Set down all of the records below exactly, please, omitting the images.
RECORDS FOR THE TASK START
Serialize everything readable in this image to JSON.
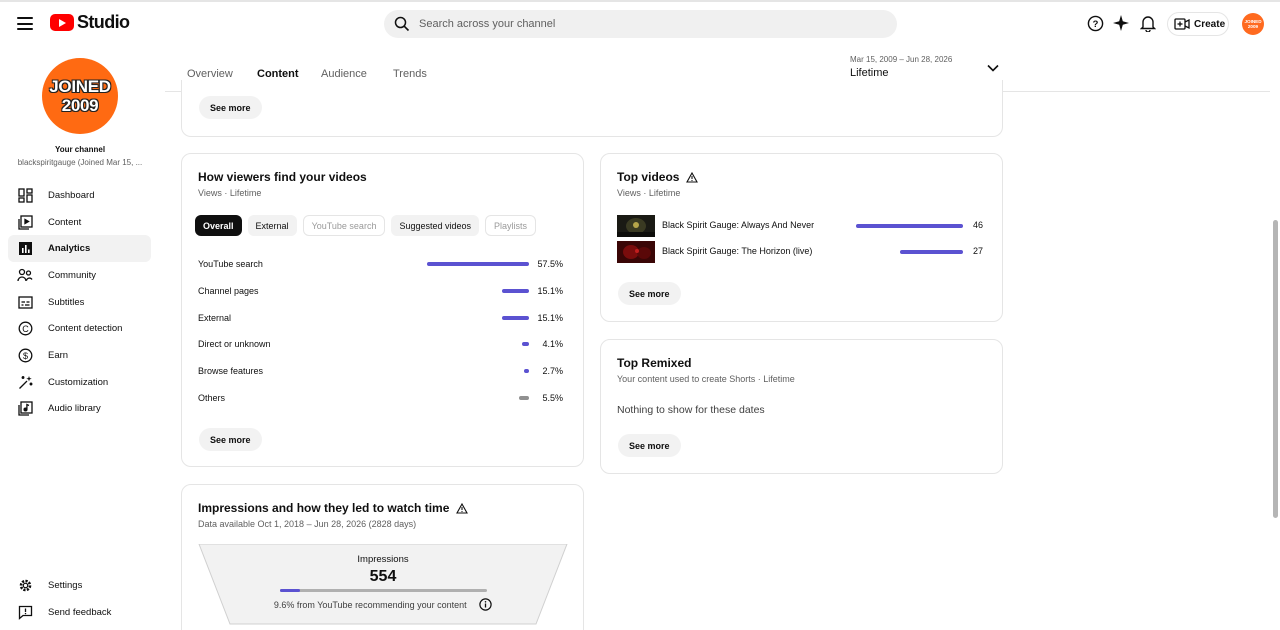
{
  "app": {
    "logo_text": "Studio",
    "search_placeholder": "Search across your channel",
    "create_label": "Create",
    "avatar_text": "JOINED 2009"
  },
  "channel": {
    "avatar_line1": "JOINED",
    "avatar_line2": "2009",
    "title": "Your channel",
    "subtitle": "blackspiritgauge (Joined Mar 15, ..."
  },
  "nav": {
    "items": [
      {
        "label": "Dashboard",
        "icon": "dashboard-icon"
      },
      {
        "label": "Content",
        "icon": "content-icon"
      },
      {
        "label": "Analytics",
        "icon": "analytics-icon",
        "active": true
      },
      {
        "label": "Community",
        "icon": "community-icon"
      },
      {
        "label": "Subtitles",
        "icon": "subtitles-icon"
      },
      {
        "label": "Content detection",
        "icon": "content-detection-icon"
      },
      {
        "label": "Earn",
        "icon": "earn-icon"
      },
      {
        "label": "Customization",
        "icon": "customization-icon"
      },
      {
        "label": "Audio library",
        "icon": "audio-library-icon"
      }
    ],
    "bottom": [
      {
        "label": "Settings",
        "icon": "gear-icon"
      },
      {
        "label": "Send feedback",
        "icon": "feedback-icon"
      }
    ]
  },
  "tabs": [
    {
      "label": "Overview"
    },
    {
      "label": "Content",
      "active": true
    },
    {
      "label": "Audience"
    },
    {
      "label": "Trends"
    }
  ],
  "date_range": {
    "range": "Mar 15, 2009 – Jun 28, 2026",
    "label": "Lifetime"
  },
  "top_card": {
    "see_more": "See more"
  },
  "traffic": {
    "title": "How viewers find your videos",
    "subtitle": "Views · Lifetime",
    "chips": [
      {
        "label": "Overall",
        "state": "active"
      },
      {
        "label": "External",
        "state": "normal"
      },
      {
        "label": "YouTube search",
        "state": "disabled"
      },
      {
        "label": "Suggested videos",
        "state": "normal"
      },
      {
        "label": "Playlists",
        "state": "disabled"
      }
    ],
    "sources": [
      {
        "label": "YouTube search",
        "value": "57.5%",
        "share": 57.5
      },
      {
        "label": "Channel pages",
        "value": "15.1%",
        "share": 15.1
      },
      {
        "label": "External",
        "value": "15.1%",
        "share": 15.1
      },
      {
        "label": "Direct or unknown",
        "value": "4.1%",
        "share": 4.1
      },
      {
        "label": "Browse features",
        "value": "2.7%",
        "share": 2.7
      },
      {
        "label": "Others",
        "value": "5.5%",
        "share": 5.5,
        "grey": true
      }
    ],
    "see_more": "See more"
  },
  "top_videos": {
    "title": "Top videos",
    "subtitle": "Views · Lifetime",
    "videos": [
      {
        "title": "Black Spirit Gauge: Always And Never",
        "value": "46",
        "views": 46
      },
      {
        "title": "Black Spirit Gauge: The Horizon (live)",
        "value": "27",
        "views": 27
      }
    ],
    "see_more": "See more"
  },
  "top_remixed": {
    "title": "Top Remixed",
    "subtitle": "Your content used to create Shorts · Lifetime",
    "empty": "Nothing to show for these dates",
    "see_more": "See more"
  },
  "impressions": {
    "title": "Impressions and how they led to watch time",
    "subtitle": "Data available Oct 1, 2018 – Jun 28, 2026 (2828 days)",
    "label": "Impressions",
    "value": "554",
    "note": "9.6% from YouTube recommending your content",
    "recommend_share": 9.6
  },
  "colors": {
    "accent": "#5b52d1",
    "brand": "#ff0000",
    "avatar": "#ff6a12"
  }
}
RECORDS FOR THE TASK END
EXERCISE OUTPUT:
Serialize everything readable in this image to JSON.
{
  "app": {
    "logo_text": "Studio",
    "search_placeholder": "Search across your channel",
    "create_label": "Create",
    "avatar_text": "JOINED 2009"
  },
  "channel": {
    "avatar_line1": "JOINED",
    "avatar_line2": "2009",
    "title": "Your channel",
    "subtitle": "blackspiritgauge (Joined Mar 15, ..."
  },
  "nav": {
    "items": [
      {
        "label": "Dashboard",
        "icon": "dashboard-icon"
      },
      {
        "label": "Content",
        "icon": "content-icon"
      },
      {
        "label": "Analytics",
        "icon": "analytics-icon",
        "active": true
      },
      {
        "label": "Community",
        "icon": "community-icon"
      },
      {
        "label": "Subtitles",
        "icon": "subtitles-icon"
      },
      {
        "label": "Content detection",
        "icon": "content-detection-icon"
      },
      {
        "label": "Earn",
        "icon": "earn-icon"
      },
      {
        "label": "Customization",
        "icon": "customization-icon"
      },
      {
        "label": "Audio library",
        "icon": "audio-library-icon"
      }
    ],
    "bottom": [
      {
        "label": "Settings",
        "icon": "gear-icon"
      },
      {
        "label": "Send feedback",
        "icon": "feedback-icon"
      }
    ]
  },
  "tabs": [
    {
      "label": "Overview"
    },
    {
      "label": "Content",
      "active": true
    },
    {
      "label": "Audience"
    },
    {
      "label": "Trends"
    }
  ],
  "date_range": {
    "range": "Mar 15, 2009 – Jun 28, 2026",
    "label": "Lifetime"
  },
  "top_card": {
    "see_more": "See more"
  },
  "traffic": {
    "title": "How viewers find your videos",
    "subtitle": "Views · Lifetime",
    "chips": [
      {
        "label": "Overall",
        "state": "active"
      },
      {
        "label": "External",
        "state": "normal"
      },
      {
        "label": "YouTube search",
        "state": "disabled"
      },
      {
        "label": "Suggested videos",
        "state": "normal"
      },
      {
        "label": "Playlists",
        "state": "disabled"
      }
    ],
    "sources": [
      {
        "label": "YouTube search",
        "value": "57.5%",
        "share": 57.5
      },
      {
        "label": "Channel pages",
        "value": "15.1%",
        "share": 15.1
      },
      {
        "label": "External",
        "value": "15.1%",
        "share": 15.1
      },
      {
        "label": "Direct or unknown",
        "value": "4.1%",
        "share": 4.1
      },
      {
        "label": "Browse features",
        "value": "2.7%",
        "share": 2.7
      },
      {
        "label": "Others",
        "value": "5.5%",
        "share": 5.5,
        "grey": true
      }
    ],
    "see_more": "See more"
  },
  "top_videos": {
    "title": "Top videos",
    "subtitle": "Views · Lifetime",
    "videos": [
      {
        "title": "Black Spirit Gauge: Always And Never",
        "value": "46",
        "views": 46
      },
      {
        "title": "Black Spirit Gauge: The Horizon (live)",
        "value": "27",
        "views": 27
      }
    ],
    "see_more": "See more"
  },
  "top_remixed": {
    "title": "Top Remixed",
    "subtitle": "Your content used to create Shorts · Lifetime",
    "empty": "Nothing to show for these dates",
    "see_more": "See more"
  },
  "impressions": {
    "title": "Impressions and how they led to watch time",
    "subtitle": "Data available Oct 1, 2018 – Jun 28, 2026 (2828 days)",
    "label": "Impressions",
    "value": "554",
    "note": "9.6% from YouTube recommending your content",
    "recommend_share": 9.6
  },
  "colors": {
    "accent": "#5b52d1",
    "brand": "#ff0000",
    "avatar": "#ff6a12"
  }
}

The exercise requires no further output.